To really thrive as they get older, people need to stay involved in the full range of community life. Volunteering, working, participating in civic and faith-based activities, socializing, simply taking a walk – all enhance our quality of life and contribute to physical and mental health. But outdated and uncoordinated approaches to housing, transportation and land use make it harder than it should be for people to stay actively engaged. AARP supports local policies that help people keep connected to their communities as they get older. We believe a great deal can be done to achieve this goal, and that local innovations will be a key to successful aging in the coming decades.
Land-use rules should promote a wide range of housing that is affordable and accessible, including assisted living and other options, to meet the diverse needs of families. We urge homebuilders to adopt design features, such as zero-step entries and wide doorways, that make it safer and more convenient for aging residents to live in their homes and avoid accidents. Home repair and modification programs should be available to those who need them.

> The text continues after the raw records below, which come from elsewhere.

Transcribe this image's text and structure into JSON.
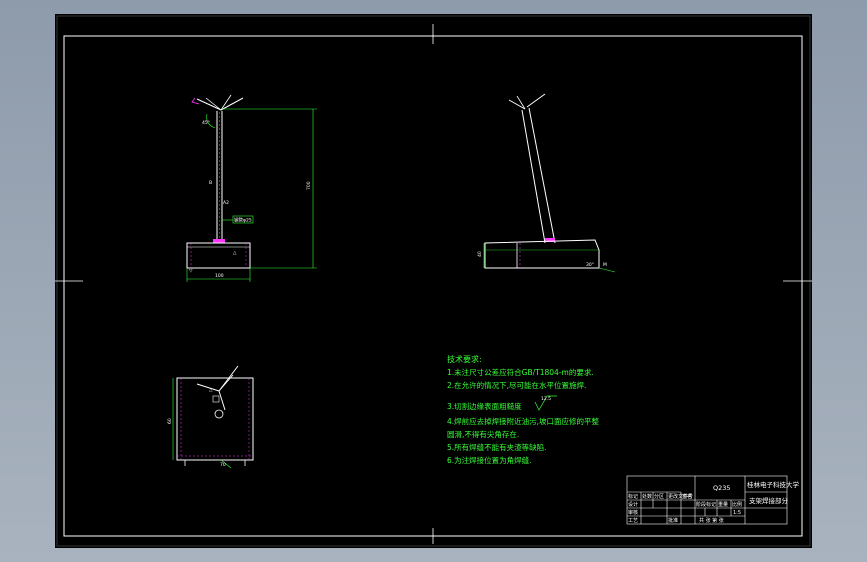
{
  "tech_requirements": {
    "heading": "技术要求:",
    "items": [
      "1.未注尺寸公差应符合GB/T1804-m的要求.",
      "2.在允许的情况下,尽可能在水平位置施焊.",
      "3.切割边缘表面粗糙度",
      "4.焊前应去掉焊接附近油污,坡口面应修的平整",
      "圆滑,不得有尖角存在.",
      "5.所有焊缝不能有夹渣等缺陷.",
      "6.为注焊接位置为角焊缝."
    ],
    "roughness_value": "12.5"
  },
  "title_block": {
    "school": "桂林电子科技大学",
    "drawing_name": "支架焊接部分",
    "material": "Q235",
    "scale_label": "比例",
    "sheet_label": "共 张 第 张",
    "row_labels": [
      "标记",
      "处数",
      "分区",
      "更改文件号",
      "签名",
      "年月日"
    ],
    "role_labels": [
      "设计",
      "审核",
      "工艺",
      "批准"
    ],
    "stage_labels": [
      "阶段标记",
      "重量",
      "比例"
    ],
    "scale_value": "1:5"
  },
  "dimensions": {
    "height": "700",
    "base_width": "100",
    "tube_label": "钢管φ25",
    "angle": "45°",
    "base_height": "40",
    "side_width": "60"
  },
  "colors": {
    "sheet": "#000000",
    "frame": "#ffffff",
    "dimension": "#33ff33",
    "part": "#ffffff",
    "highlight": "#ff33ff",
    "text": "#38ff38"
  }
}
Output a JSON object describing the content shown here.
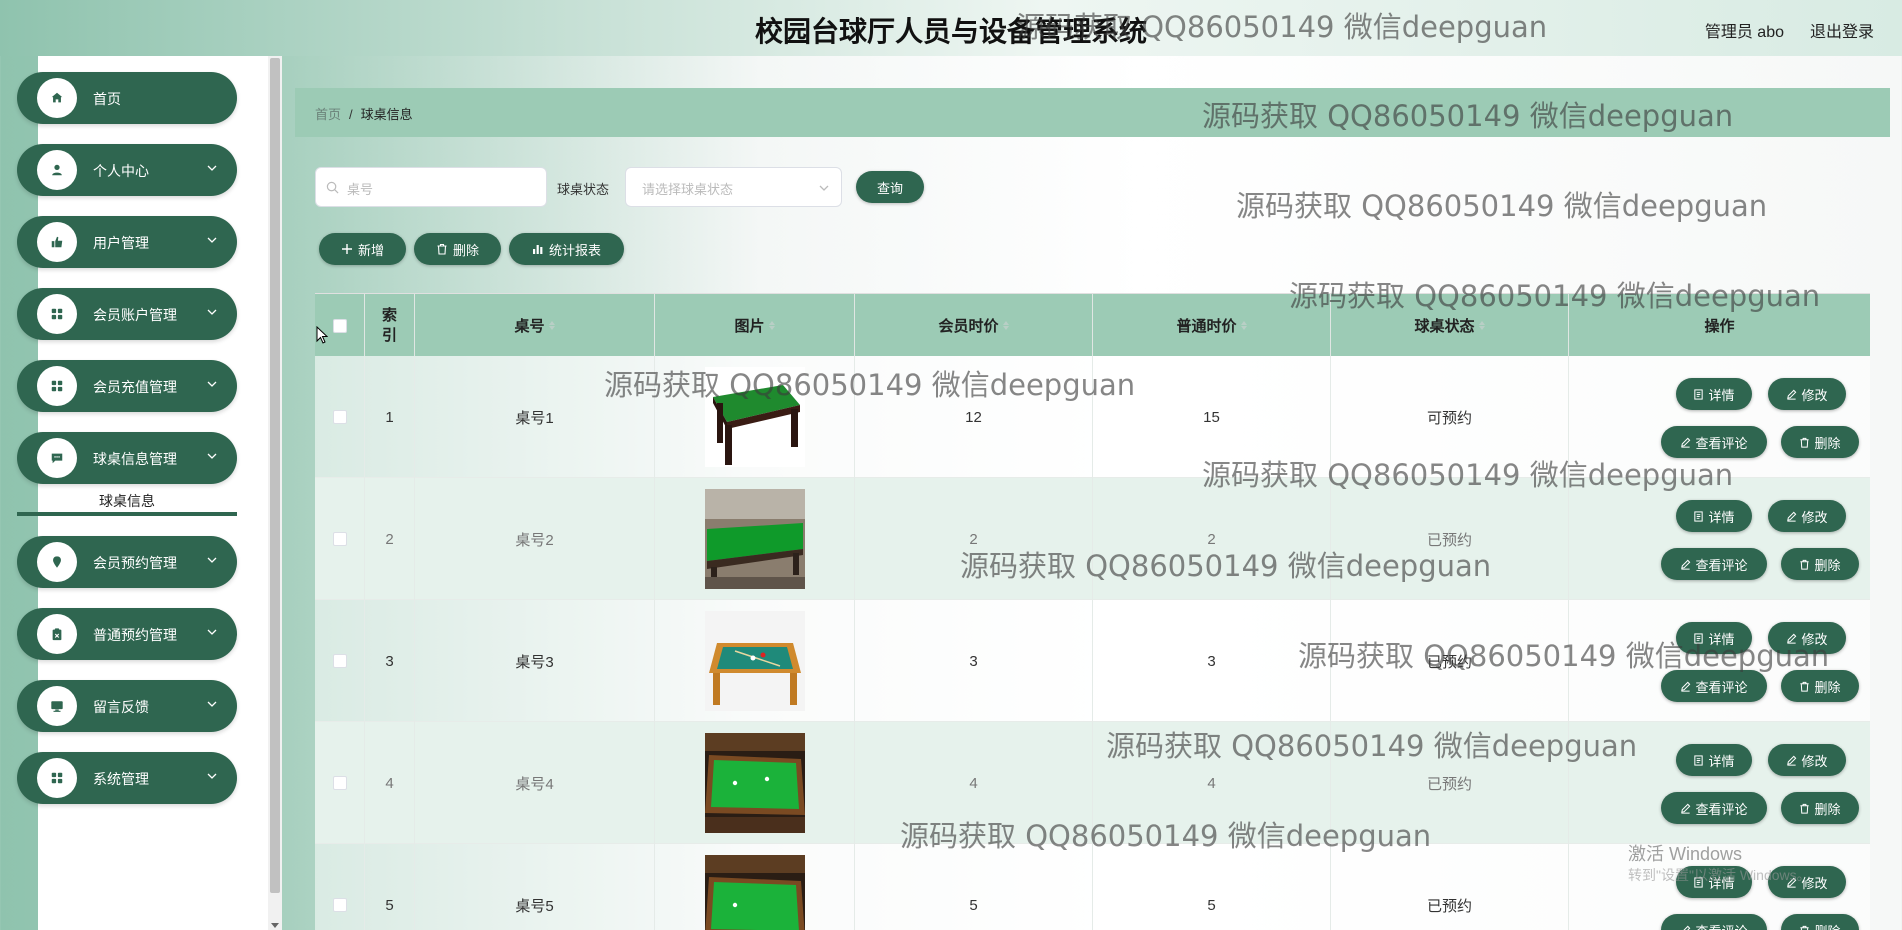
{
  "header": {
    "title": "校园台球厅人员与设备管理系统",
    "admin_label": "管理员 abo",
    "logout": "退出登录"
  },
  "sidebar": {
    "items": [
      {
        "label": "首页",
        "icon": "home-icon"
      },
      {
        "label": "个人中心",
        "icon": "user-icon"
      },
      {
        "label": "用户管理",
        "icon": "thumb-icon"
      },
      {
        "label": "会员账户管理",
        "icon": "grid-icon"
      },
      {
        "label": "会员充值管理",
        "icon": "grid-icon"
      },
      {
        "label": "球桌信息管理",
        "icon": "chat-icon"
      },
      {
        "label": "会员预约管理",
        "icon": "location-icon"
      },
      {
        "label": "普通预约管理",
        "icon": "clipboard-icon"
      },
      {
        "label": "留言反馈",
        "icon": "monitor-icon"
      },
      {
        "label": "系统管理",
        "icon": "grid-icon"
      }
    ],
    "active_sub": "球桌信息"
  },
  "breadcrumb": {
    "home": "首页",
    "sep": "/",
    "current": "球桌信息"
  },
  "search": {
    "table_placeholder": "桌号",
    "status_label": "球桌状态",
    "status_placeholder": "请选择球桌状态",
    "query": "查询"
  },
  "toolbar": {
    "add": "新增",
    "delete": "删除",
    "report": "统计报表"
  },
  "table": {
    "headers": [
      "索引",
      "桌号",
      "图片",
      "会员时价",
      "普通时价",
      "球桌状态",
      "操作"
    ],
    "rows": [
      {
        "index": "1",
        "table_no": "桌号1",
        "member_price": "12",
        "normal_price": "15",
        "status": "可预约"
      },
      {
        "index": "2",
        "table_no": "桌号2",
        "member_price": "2",
        "normal_price": "2",
        "status": "已预约"
      },
      {
        "index": "3",
        "table_no": "桌号3",
        "member_price": "3",
        "normal_price": "3",
        "status": "已预约"
      },
      {
        "index": "4",
        "table_no": "桌号4",
        "member_price": "4",
        "normal_price": "4",
        "status": "已预约"
      },
      {
        "index": "5",
        "table_no": "桌号5",
        "member_price": "5",
        "normal_price": "5",
        "status": "已预约"
      }
    ],
    "actions": {
      "detail": "详情",
      "edit": "修改",
      "comments": "查看评论",
      "remove": "删除"
    }
  },
  "watermark": "源码获取 QQ86050149 微信deepguan",
  "os_notice": {
    "line1": "激活 Windows",
    "line2": "转到\"设置\"以激活 Windows。"
  },
  "colors": {
    "primary": "#2f6650",
    "header_green": "#9ccbb5",
    "row_alt": "#e6f2ec"
  }
}
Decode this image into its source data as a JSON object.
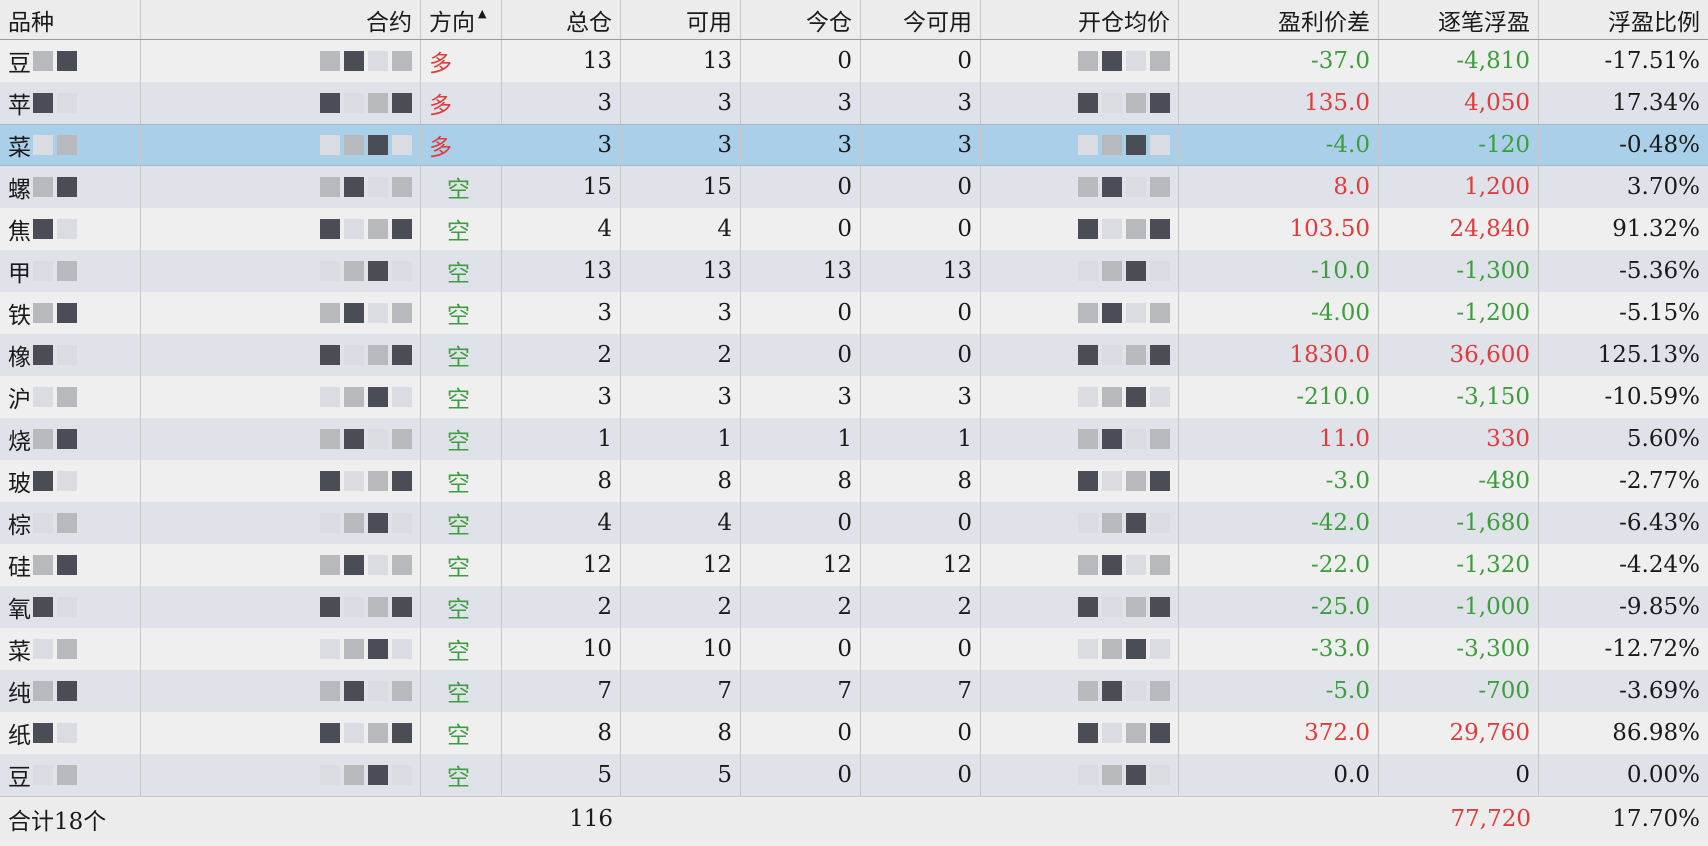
{
  "columns": {
    "variety": "品种",
    "contract": "合约",
    "direction": "方向",
    "total": "总仓",
    "available": "可用",
    "today": "今仓",
    "today_available": "今可用",
    "open_avg": "开仓均价",
    "profit_diff": "盈利价差",
    "float_pl": "逐笔浮盈",
    "float_ratio": "浮盈比例"
  },
  "sort_indicator": "▲",
  "rows": [
    {
      "variety": "豆",
      "direction": "多",
      "total": "13",
      "available": "13",
      "today": "0",
      "today_available": "0",
      "profit_diff": "-37.0",
      "float_pl": "-4,810",
      "float_ratio": "-17.51%",
      "sign": "neg"
    },
    {
      "variety": "苹",
      "direction": "多",
      "total": "3",
      "available": "3",
      "today": "3",
      "today_available": "3",
      "profit_diff": "135.0",
      "float_pl": "4,050",
      "float_ratio": "17.34%",
      "sign": "pos"
    },
    {
      "variety": "菜",
      "direction": "多",
      "total": "3",
      "available": "3",
      "today": "3",
      "today_available": "3",
      "profit_diff": "-4.0",
      "float_pl": "-120",
      "float_ratio": "-0.48%",
      "sign": "neg"
    },
    {
      "variety": "螺",
      "direction": "空",
      "total": "15",
      "available": "15",
      "today": "0",
      "today_available": "0",
      "profit_diff": "8.0",
      "float_pl": "1,200",
      "float_ratio": "3.70%",
      "sign": "pos"
    },
    {
      "variety": "焦",
      "direction": "空",
      "total": "4",
      "available": "4",
      "today": "0",
      "today_available": "0",
      "profit_diff": "103.50",
      "float_pl": "24,840",
      "float_ratio": "91.32%",
      "sign": "pos"
    },
    {
      "variety": "甲",
      "direction": "空",
      "total": "13",
      "available": "13",
      "today": "13",
      "today_available": "13",
      "profit_diff": "-10.0",
      "float_pl": "-1,300",
      "float_ratio": "-5.36%",
      "sign": "neg"
    },
    {
      "variety": "铁",
      "direction": "空",
      "total": "3",
      "available": "3",
      "today": "0",
      "today_available": "0",
      "profit_diff": "-4.00",
      "float_pl": "-1,200",
      "float_ratio": "-5.15%",
      "sign": "neg"
    },
    {
      "variety": "橡",
      "direction": "空",
      "total": "2",
      "available": "2",
      "today": "0",
      "today_available": "0",
      "profit_diff": "1830.0",
      "float_pl": "36,600",
      "float_ratio": "125.13%",
      "sign": "pos"
    },
    {
      "variety": "沪",
      "direction": "空",
      "total": "3",
      "available": "3",
      "today": "3",
      "today_available": "3",
      "profit_diff": "-210.0",
      "float_pl": "-3,150",
      "float_ratio": "-10.59%",
      "sign": "neg"
    },
    {
      "variety": "烧",
      "direction": "空",
      "total": "1",
      "available": "1",
      "today": "1",
      "today_available": "1",
      "profit_diff": "11.0",
      "float_pl": "330",
      "float_ratio": "5.60%",
      "sign": "pos"
    },
    {
      "variety": "玻",
      "direction": "空",
      "total": "8",
      "available": "8",
      "today": "8",
      "today_available": "8",
      "profit_diff": "-3.0",
      "float_pl": "-480",
      "float_ratio": "-2.77%",
      "sign": "neg"
    },
    {
      "variety": "棕",
      "direction": "空",
      "total": "4",
      "available": "4",
      "today": "0",
      "today_available": "0",
      "profit_diff": "-42.0",
      "float_pl": "-1,680",
      "float_ratio": "-6.43%",
      "sign": "neg"
    },
    {
      "variety": "硅",
      "direction": "空",
      "total": "12",
      "available": "12",
      "today": "12",
      "today_available": "12",
      "profit_diff": "-22.0",
      "float_pl": "-1,320",
      "float_ratio": "-4.24%",
      "sign": "neg"
    },
    {
      "variety": "氧",
      "direction": "空",
      "total": "2",
      "available": "2",
      "today": "2",
      "today_available": "2",
      "profit_diff": "-25.0",
      "float_pl": "-1,000",
      "float_ratio": "-9.85%",
      "sign": "neg"
    },
    {
      "variety": "菜",
      "direction": "空",
      "total": "10",
      "available": "10",
      "today": "0",
      "today_available": "0",
      "profit_diff": "-33.0",
      "float_pl": "-3,300",
      "float_ratio": "-12.72%",
      "sign": "neg"
    },
    {
      "variety": "纯",
      "direction": "空",
      "total": "7",
      "available": "7",
      "today": "7",
      "today_available": "7",
      "profit_diff": "-5.0",
      "float_pl": "-700",
      "float_ratio": "-3.69%",
      "sign": "neg"
    },
    {
      "variety": "纸",
      "direction": "空",
      "total": "8",
      "available": "8",
      "today": "0",
      "today_available": "0",
      "profit_diff": "372.0",
      "float_pl": "29,760",
      "float_ratio": "86.98%",
      "sign": "pos"
    },
    {
      "variety": "豆",
      "direction": "空",
      "total": "5",
      "available": "5",
      "today": "0",
      "today_available": "0",
      "profit_diff": "0.0",
      "float_pl": "0",
      "float_ratio": "0.00%",
      "sign": "zero"
    }
  ],
  "selected_row": 2,
  "summary": {
    "label": "合计18个",
    "total": "116",
    "float_pl": "77,720",
    "float_ratio": "17.70%"
  },
  "colors": {
    "positive": "#e03c3c",
    "negative": "#3c9e3c",
    "selected": "#a9cfe9"
  }
}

Easy, affordable transit options are crucial for those who cannot—or should not—drive themselves around. AARP supports more funding for mass transportation and paratransit services like mini-buses, so people can get where they need without having to drive. Communities also should encourage walking by maintaining safe and adequate sidewalks, crosswalks and foot paths. Streets should be designed for the safety and convenience of everyone, including drivers, walkers and bicyclists.